YouTube suppressing evidence for the paranormal?

A paranormal group called Dorset Ghost Investigators (DGI) is alleging suppression of its investigation videos by YouTube, or by ‘someone big’ persuading YouTube to act against it.

In its latest video, which appeals for supporters to sign a petition against YouTube, a masked member of the group describes how YouTube issued two strikes against its account, warning that a further strike will result in cancellation. The group has begun a fund-raising campaign to raise $2,000 for a new website where it can host the videos for itself.

Should other paranormal groups be worried? Are the big social media sites really intent on suppressing what DGI claim they have obtained – i.e. ‘evidence for the paranormal’?

In the video, the group shows a copy of the message it received from YouTube, which takes exception to two videos entitled as follows:

The message from YouTube

A screenshot from the DGI video, showing the message from YouTube.

It seems to me highly likely that these titles were the reason the videos were removed, regardless of their content. On YouTube’s ‘Partner Termination’ page, we read the following:

Don’t create misleading descriptions, tags, titles or thumbnails in order to increase views. It’s not okay to post large amounts of untargeted, unwanted or repetitive content, including comments and private messages.

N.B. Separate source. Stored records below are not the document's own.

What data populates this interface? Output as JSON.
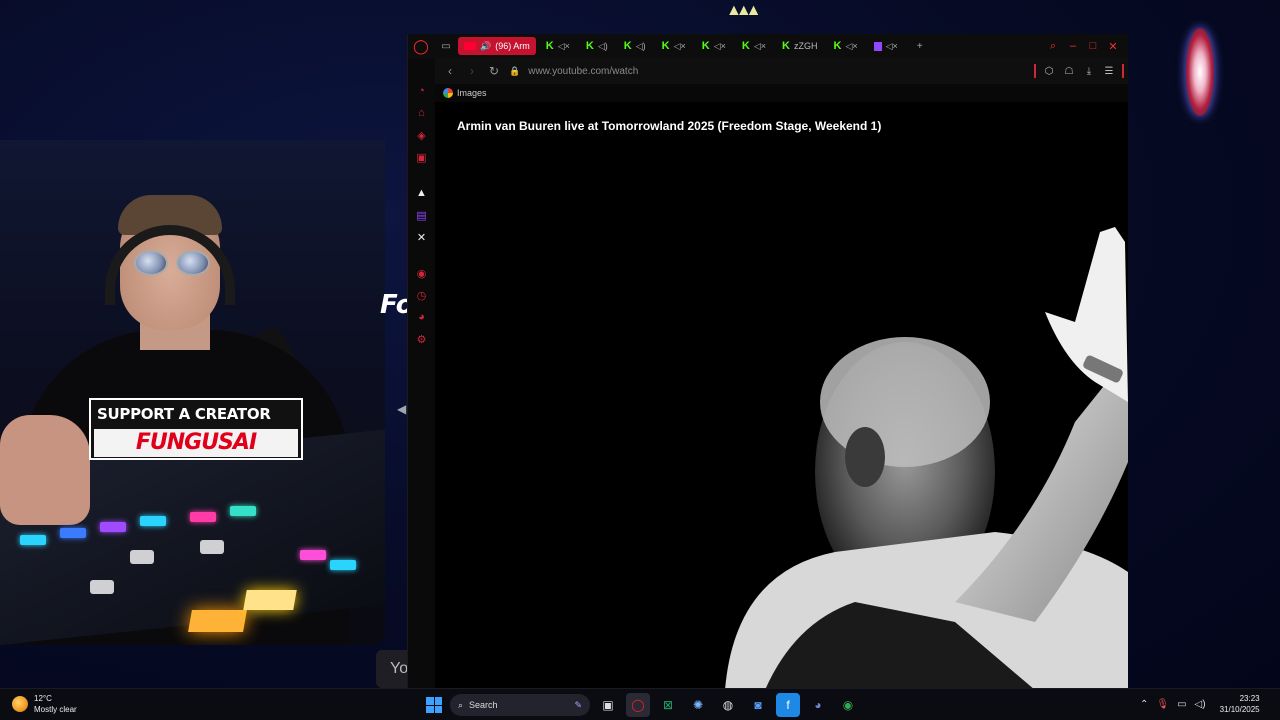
{
  "overlay": {
    "support_label": "SUPPORT A CREATOR",
    "creator_code": "FUNGUSAI",
    "partial_text": "Fo",
    "card_text": "Yo"
  },
  "browser": {
    "tabs": [
      {
        "label": "(96) Arm",
        "favicon": "youtube-icon",
        "sound": "speaker-icon",
        "active": true
      },
      {
        "label": "",
        "favicon": "kick-icon",
        "sound": "muted-speaker-icon",
        "active": false
      },
      {
        "label": "",
        "favicon": "kick-icon",
        "sound": "speaker-icon",
        "active": false
      },
      {
        "label": "",
        "favicon": "kick-icon",
        "sound": "speaker-icon",
        "active": false
      },
      {
        "label": "",
        "favicon": "kick-icon",
        "sound": "muted-speaker-icon",
        "active": false
      },
      {
        "label": "",
        "favicon": "kick-icon",
        "sound": "muted-speaker-icon",
        "active": false
      },
      {
        "label": "",
        "favicon": "kick-icon",
        "sound": "muted-speaker-icon",
        "active": false
      },
      {
        "label": "zZGH",
        "favicon": "kick-icon",
        "sound": "",
        "active": false
      },
      {
        "label": "",
        "favicon": "kick-icon",
        "sound": "muted-speaker-icon",
        "active": false
      },
      {
        "label": "",
        "favicon": "twitch-icon",
        "sound": "muted-speaker-icon",
        "active": false
      }
    ],
    "url": "www.youtube.com/watch",
    "bookmark_label": "Images",
    "video_title": "Armin van Buuren live at Tomorrowland 2025 (Freedom Stage, Weekend 1)",
    "accent_color": "#d2253a"
  },
  "taskbar": {
    "temperature": "12°C",
    "weather_desc": "Mostly clear",
    "search_placeholder": "Search",
    "time": "23:23",
    "date": "31/10/2025"
  }
}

‘MUST WATCH’ in that first title does not describe the content, and is clearly ‘in order to increase views’. I imagine ‘PROOF GHOST BOX WORKS’ may have fallen foul of the same regulation, or else YouTube may have interpreted it as spam.

It’s worth remembering that, in a market economy, YouTube doesn’t host our videos on its expensive hardware because it loves us. YouTube is part of Google. Google makes money through advertising on the back of the content we upload. If we don’t title our content nicely, Google can’t categorise it, and if it can’t categorise it, it can’t use it to make money.

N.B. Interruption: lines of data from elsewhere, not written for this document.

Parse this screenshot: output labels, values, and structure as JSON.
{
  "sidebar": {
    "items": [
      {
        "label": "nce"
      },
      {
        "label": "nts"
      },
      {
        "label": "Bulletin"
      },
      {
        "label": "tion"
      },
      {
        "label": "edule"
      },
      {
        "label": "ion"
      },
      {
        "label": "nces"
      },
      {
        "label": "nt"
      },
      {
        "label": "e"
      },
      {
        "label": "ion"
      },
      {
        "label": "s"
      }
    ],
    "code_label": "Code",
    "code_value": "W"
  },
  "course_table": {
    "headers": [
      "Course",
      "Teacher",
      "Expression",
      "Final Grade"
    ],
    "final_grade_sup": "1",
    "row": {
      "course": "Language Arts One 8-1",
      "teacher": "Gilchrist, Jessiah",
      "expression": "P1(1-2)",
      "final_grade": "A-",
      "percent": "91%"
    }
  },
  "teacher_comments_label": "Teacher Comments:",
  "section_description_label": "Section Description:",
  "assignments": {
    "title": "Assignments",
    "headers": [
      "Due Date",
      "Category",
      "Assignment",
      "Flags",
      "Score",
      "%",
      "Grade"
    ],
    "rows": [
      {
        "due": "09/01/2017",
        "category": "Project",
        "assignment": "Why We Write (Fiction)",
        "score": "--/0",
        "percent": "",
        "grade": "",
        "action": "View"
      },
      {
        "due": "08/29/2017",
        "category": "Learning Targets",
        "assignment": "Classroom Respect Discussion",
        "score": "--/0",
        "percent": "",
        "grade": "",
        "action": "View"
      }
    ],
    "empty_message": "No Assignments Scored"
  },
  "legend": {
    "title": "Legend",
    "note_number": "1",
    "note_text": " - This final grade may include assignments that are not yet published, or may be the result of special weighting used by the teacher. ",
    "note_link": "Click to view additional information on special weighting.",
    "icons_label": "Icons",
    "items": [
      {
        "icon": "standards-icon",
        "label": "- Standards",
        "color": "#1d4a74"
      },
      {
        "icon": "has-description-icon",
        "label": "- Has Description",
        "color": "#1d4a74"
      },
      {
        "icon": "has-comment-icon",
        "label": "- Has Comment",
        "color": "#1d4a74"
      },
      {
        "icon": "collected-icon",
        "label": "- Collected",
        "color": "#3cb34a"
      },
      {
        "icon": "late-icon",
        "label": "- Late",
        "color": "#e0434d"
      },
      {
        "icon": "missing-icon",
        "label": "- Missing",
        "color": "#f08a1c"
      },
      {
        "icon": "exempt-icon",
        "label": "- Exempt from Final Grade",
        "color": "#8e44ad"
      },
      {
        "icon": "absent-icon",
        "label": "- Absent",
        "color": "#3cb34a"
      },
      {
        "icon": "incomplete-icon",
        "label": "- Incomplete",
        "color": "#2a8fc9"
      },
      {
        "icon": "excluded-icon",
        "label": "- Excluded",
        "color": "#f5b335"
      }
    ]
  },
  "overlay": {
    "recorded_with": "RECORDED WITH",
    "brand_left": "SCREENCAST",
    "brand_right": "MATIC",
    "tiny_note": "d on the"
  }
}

DGI seems too quick to jump into the role of Fox Mulder and assume there is a conspiracy. It’s not because of ‘evidence for the paranormal’ that YouTube has turned against it. More likely it’s because the erratic titles of DGI’s videos make it hard to categorise and make money from them.

Actually, I’m not sure which scenario is worse. But anyway — and now, a word from our sponsor…